Clinical and Translational Science
Visit our clinical and translational science page to learn more about our ongoing research.
Visit our research fellowship to learn more about our NIH funded opportunities for residents and postdoctoral fellows.
Visit our funding page to learn more about our grant opportunities and funding resources available to our researchers.
About Our Research
Anesthesiology has been undergoing major changes globally, expanding roles beyond the operating room in offering high quality personalized services in peri-operative health, pain management, critical care and other medical disciplines. Research has been a major factor underlining these changes and will continue to be an essential force driving the evolution of the specialty.

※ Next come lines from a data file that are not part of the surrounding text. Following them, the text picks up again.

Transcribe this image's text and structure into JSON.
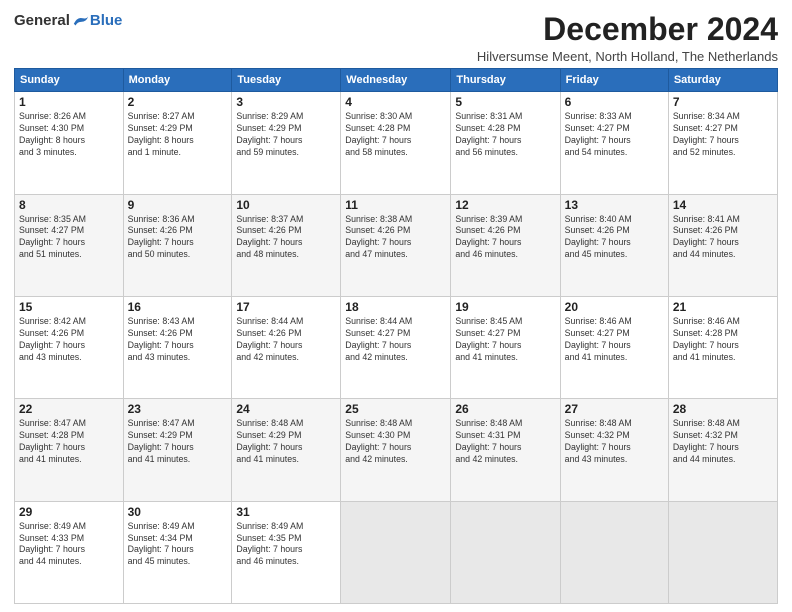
{
  "logo": {
    "general": "General",
    "blue": "Blue"
  },
  "title": "December 2024",
  "location": "Hilversumse Meent, North Holland, The Netherlands",
  "days_of_week": [
    "Sunday",
    "Monday",
    "Tuesday",
    "Wednesday",
    "Thursday",
    "Friday",
    "Saturday"
  ],
  "weeks": [
    [
      {
        "day": "1",
        "info": "Sunrise: 8:26 AM\nSunset: 4:30 PM\nDaylight: 8 hours\nand 3 minutes."
      },
      {
        "day": "2",
        "info": "Sunrise: 8:27 AM\nSunset: 4:29 PM\nDaylight: 8 hours\nand 1 minute."
      },
      {
        "day": "3",
        "info": "Sunrise: 8:29 AM\nSunset: 4:29 PM\nDaylight: 7 hours\nand 59 minutes."
      },
      {
        "day": "4",
        "info": "Sunrise: 8:30 AM\nSunset: 4:28 PM\nDaylight: 7 hours\nand 58 minutes."
      },
      {
        "day": "5",
        "info": "Sunrise: 8:31 AM\nSunset: 4:28 PM\nDaylight: 7 hours\nand 56 minutes."
      },
      {
        "day": "6",
        "info": "Sunrise: 8:33 AM\nSunset: 4:27 PM\nDaylight: 7 hours\nand 54 minutes."
      },
      {
        "day": "7",
        "info": "Sunrise: 8:34 AM\nSunset: 4:27 PM\nDaylight: 7 hours\nand 52 minutes."
      }
    ],
    [
      {
        "day": "8",
        "info": "Sunrise: 8:35 AM\nSunset: 4:27 PM\nDaylight: 7 hours\nand 51 minutes."
      },
      {
        "day": "9",
        "info": "Sunrise: 8:36 AM\nSunset: 4:26 PM\nDaylight: 7 hours\nand 50 minutes."
      },
      {
        "day": "10",
        "info": "Sunrise: 8:37 AM\nSunset: 4:26 PM\nDaylight: 7 hours\nand 48 minutes."
      },
      {
        "day": "11",
        "info": "Sunrise: 8:38 AM\nSunset: 4:26 PM\nDaylight: 7 hours\nand 47 minutes."
      },
      {
        "day": "12",
        "info": "Sunrise: 8:39 AM\nSunset: 4:26 PM\nDaylight: 7 hours\nand 46 minutes."
      },
      {
        "day": "13",
        "info": "Sunrise: 8:40 AM\nSunset: 4:26 PM\nDaylight: 7 hours\nand 45 minutes."
      },
      {
        "day": "14",
        "info": "Sunrise: 8:41 AM\nSunset: 4:26 PM\nDaylight: 7 hours\nand 44 minutes."
      }
    ],
    [
      {
        "day": "15",
        "info": "Sunrise: 8:42 AM\nSunset: 4:26 PM\nDaylight: 7 hours\nand 43 minutes."
      },
      {
        "day": "16",
        "info": "Sunrise: 8:43 AM\nSunset: 4:26 PM\nDaylight: 7 hours\nand 43 minutes."
      },
      {
        "day": "17",
        "info": "Sunrise: 8:44 AM\nSunset: 4:26 PM\nDaylight: 7 hours\nand 42 minutes."
      },
      {
        "day": "18",
        "info": "Sunrise: 8:44 AM\nSunset: 4:27 PM\nDaylight: 7 hours\nand 42 minutes."
      },
      {
        "day": "19",
        "info": "Sunrise: 8:45 AM\nSunset: 4:27 PM\nDaylight: 7 hours\nand 41 minutes."
      },
      {
        "day": "20",
        "info": "Sunrise: 8:46 AM\nSunset: 4:27 PM\nDaylight: 7 hours\nand 41 minutes."
      },
      {
        "day": "21",
        "info": "Sunrise: 8:46 AM\nSunset: 4:28 PM\nDaylight: 7 hours\nand 41 minutes."
      }
    ],
    [
      {
        "day": "22",
        "info": "Sunrise: 8:47 AM\nSunset: 4:28 PM\nDaylight: 7 hours\nand 41 minutes."
      },
      {
        "day": "23",
        "info": "Sunrise: 8:47 AM\nSunset: 4:29 PM\nDaylight: 7 hours\nand 41 minutes."
      },
      {
        "day": "24",
        "info": "Sunrise: 8:48 AM\nSunset: 4:29 PM\nDaylight: 7 hours\nand 41 minutes."
      },
      {
        "day": "25",
        "info": "Sunrise: 8:48 AM\nSunset: 4:30 PM\nDaylight: 7 hours\nand 42 minutes."
      },
      {
        "day": "26",
        "info": "Sunrise: 8:48 AM\nSunset: 4:31 PM\nDaylight: 7 hours\nand 42 minutes."
      },
      {
        "day": "27",
        "info": "Sunrise: 8:48 AM\nSunset: 4:32 PM\nDaylight: 7 hours\nand 43 minutes."
      },
      {
        "day": "28",
        "info": "Sunrise: 8:48 AM\nSunset: 4:32 PM\nDaylight: 7 hours\nand 44 minutes."
      }
    ],
    [
      {
        "day": "29",
        "info": "Sunrise: 8:49 AM\nSunset: 4:33 PM\nDaylight: 7 hours\nand 44 minutes."
      },
      {
        "day": "30",
        "info": "Sunrise: 8:49 AM\nSunset: 4:34 PM\nDaylight: 7 hours\nand 45 minutes."
      },
      {
        "day": "31",
        "info": "Sunrise: 8:49 AM\nSunset: 4:35 PM\nDaylight: 7 hours\nand 46 minutes."
      },
      {
        "day": "",
        "info": ""
      },
      {
        "day": "",
        "info": ""
      },
      {
        "day": "",
        "info": ""
      },
      {
        "day": "",
        "info": ""
      }
    ]
  ]
}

Stanford Anesthesia research includes a wide spectrum of programs in basic, translational, clinical, health service, and medical education areas. Project fields range from subcellular mechanisms of anesthesia, pain, and opioid addiction, tissue/organ injury, novel anesthesia agents, techniques and devices, treatment effectiveness, epidemiology, patient safety, health economics and other areas. Interdisciplinary collaborations are increasingly a feature. Our department has been among the top five NIH funded anesthesia departments since 2011, with current external research grants and contracts totaling $17 million annually.
Stanford Anesthesia pays special attention to research training for the next generation of anesthesiologists and has established a research-training continuum bridging between medical student and faculty stages. We place special emphasis on supporting the residency-fellowship-junior faculty period. A key part of this support is the Fellowship in Anesthesia Research and Medicine (FARM) program and our two NIH supported T32 training grants.
In the Press
- – News Center
Blood test predicts recovery after hip-replacement surgery, study finds
A simple blood test that analyzes immune function can forecast how quickly a person undergoing hip replacement surgery will recover.
- – News Center
Stanford researchers identify blood markers that indicate labor is approaching
About three weeks before delivery, a pregnant woman’s body shifts into a pre-labor phase characterized by changes in immune, hormonal and blood-clotting signals.
- – Scope
Predicting premature birth in low-resource settings
A blood test that predicts if a baby will be born prematurely works well for pregnant women in developing countries, a Stanford-led study found.
- The autonomic nervous system was shown to control pain after limb fracture by controlling immune responses. These results suggest new ways to reduce chronic pain after surgery and injuries. Link to article
- One in five children report chronic pain or migraine. However, a new international review, including Stanford’s Dr. Lauren Heathcote and Dr. Elliot Krane, found very a serious lack of evidence for drug treatments in children with pain.